Organ transplants are an invaluable way of saving people's lives when their own organs fail, but organ shortages, waiting lists, and the powerful drugs required to help recipients' bodies accept their new parts are just some of the difficulties with existing transplant processes.

But what if there were another way of replacing organs, one that was less reliant on sourcing whole, living organs from other people's bodies?

Scientists in the US have made progress towards creating bioengineered human hearts in the lab, by regenerating a functional human heart muscle. In this case, the procedure still requires using a donated organ, but one that's fused with cells from the recipient.

The technique involves repopulating a decellularised organ – stripped of the original donor's living cells with new cardiac tissue grown from the potential recipient's induced pluripotent stem cells (iPSCs). In effect, the donor heart is stripped of the components that would trigger an immune response from the recipient, and is replaced with the recipients' own cardiac muscle cells.

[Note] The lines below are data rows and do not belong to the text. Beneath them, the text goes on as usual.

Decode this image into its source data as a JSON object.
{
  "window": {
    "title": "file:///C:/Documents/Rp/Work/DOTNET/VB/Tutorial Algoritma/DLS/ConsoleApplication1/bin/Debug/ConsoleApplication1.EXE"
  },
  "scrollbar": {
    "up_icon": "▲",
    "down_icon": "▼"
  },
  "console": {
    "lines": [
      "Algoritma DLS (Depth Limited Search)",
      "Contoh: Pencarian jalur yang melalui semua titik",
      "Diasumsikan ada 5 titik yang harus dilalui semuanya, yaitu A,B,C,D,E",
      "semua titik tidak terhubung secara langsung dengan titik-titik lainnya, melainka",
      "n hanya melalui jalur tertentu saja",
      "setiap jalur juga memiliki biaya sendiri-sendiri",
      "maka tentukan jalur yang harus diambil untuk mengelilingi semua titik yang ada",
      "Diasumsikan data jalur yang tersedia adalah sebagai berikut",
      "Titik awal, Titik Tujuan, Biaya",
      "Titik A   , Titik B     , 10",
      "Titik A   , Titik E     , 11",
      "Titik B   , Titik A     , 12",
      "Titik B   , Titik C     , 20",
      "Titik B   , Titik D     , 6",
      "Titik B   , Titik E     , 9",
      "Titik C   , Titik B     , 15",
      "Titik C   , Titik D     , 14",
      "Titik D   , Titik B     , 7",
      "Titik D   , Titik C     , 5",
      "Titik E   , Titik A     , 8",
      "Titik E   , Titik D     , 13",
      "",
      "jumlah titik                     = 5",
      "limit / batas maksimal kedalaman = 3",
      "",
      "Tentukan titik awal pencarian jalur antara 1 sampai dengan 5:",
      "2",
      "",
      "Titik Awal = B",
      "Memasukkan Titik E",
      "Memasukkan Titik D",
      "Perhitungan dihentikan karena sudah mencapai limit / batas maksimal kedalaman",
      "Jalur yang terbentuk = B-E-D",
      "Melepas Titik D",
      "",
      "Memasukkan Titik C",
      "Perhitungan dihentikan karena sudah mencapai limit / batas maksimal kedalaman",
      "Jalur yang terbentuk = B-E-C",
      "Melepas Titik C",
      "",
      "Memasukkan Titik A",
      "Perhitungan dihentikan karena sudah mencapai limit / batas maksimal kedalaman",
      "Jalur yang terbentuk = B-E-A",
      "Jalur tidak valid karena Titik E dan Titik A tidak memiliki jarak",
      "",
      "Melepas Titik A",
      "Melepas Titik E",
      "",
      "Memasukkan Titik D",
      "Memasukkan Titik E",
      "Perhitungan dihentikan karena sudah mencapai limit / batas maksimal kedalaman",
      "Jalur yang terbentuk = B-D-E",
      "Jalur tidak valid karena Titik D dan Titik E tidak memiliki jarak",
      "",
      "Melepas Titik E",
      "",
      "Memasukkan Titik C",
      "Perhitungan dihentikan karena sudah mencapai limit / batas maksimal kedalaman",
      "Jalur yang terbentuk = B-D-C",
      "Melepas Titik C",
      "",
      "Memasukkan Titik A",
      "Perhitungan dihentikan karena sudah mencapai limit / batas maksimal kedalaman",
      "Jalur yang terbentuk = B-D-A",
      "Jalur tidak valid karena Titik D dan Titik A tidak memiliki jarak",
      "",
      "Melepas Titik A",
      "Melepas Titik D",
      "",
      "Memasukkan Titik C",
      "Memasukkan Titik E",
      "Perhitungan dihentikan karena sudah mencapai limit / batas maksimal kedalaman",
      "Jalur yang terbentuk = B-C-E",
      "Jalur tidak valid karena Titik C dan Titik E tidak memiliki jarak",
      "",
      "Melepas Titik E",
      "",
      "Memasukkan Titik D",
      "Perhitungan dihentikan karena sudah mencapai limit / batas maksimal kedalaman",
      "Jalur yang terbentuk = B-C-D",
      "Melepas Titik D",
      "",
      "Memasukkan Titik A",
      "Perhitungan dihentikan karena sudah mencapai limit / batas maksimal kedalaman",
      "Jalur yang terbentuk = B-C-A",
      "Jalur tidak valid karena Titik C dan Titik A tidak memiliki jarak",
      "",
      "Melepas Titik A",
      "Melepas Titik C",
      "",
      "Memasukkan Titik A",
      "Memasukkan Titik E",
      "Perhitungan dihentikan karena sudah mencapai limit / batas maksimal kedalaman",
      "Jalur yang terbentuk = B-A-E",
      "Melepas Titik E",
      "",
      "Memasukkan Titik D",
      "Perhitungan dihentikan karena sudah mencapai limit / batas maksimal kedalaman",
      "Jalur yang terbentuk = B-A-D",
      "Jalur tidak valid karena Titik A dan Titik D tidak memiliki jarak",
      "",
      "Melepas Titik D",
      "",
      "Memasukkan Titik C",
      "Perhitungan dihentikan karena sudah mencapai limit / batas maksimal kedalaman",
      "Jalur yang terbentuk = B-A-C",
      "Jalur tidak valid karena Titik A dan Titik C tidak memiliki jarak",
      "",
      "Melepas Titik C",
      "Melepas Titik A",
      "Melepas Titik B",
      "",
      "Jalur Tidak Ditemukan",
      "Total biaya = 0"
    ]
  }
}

The studies are still going on to make it better & It would change the lives of people living with severe heart disease. surely it would be a "Miracle for a new life".

Published by Ridhdhesh Jivawala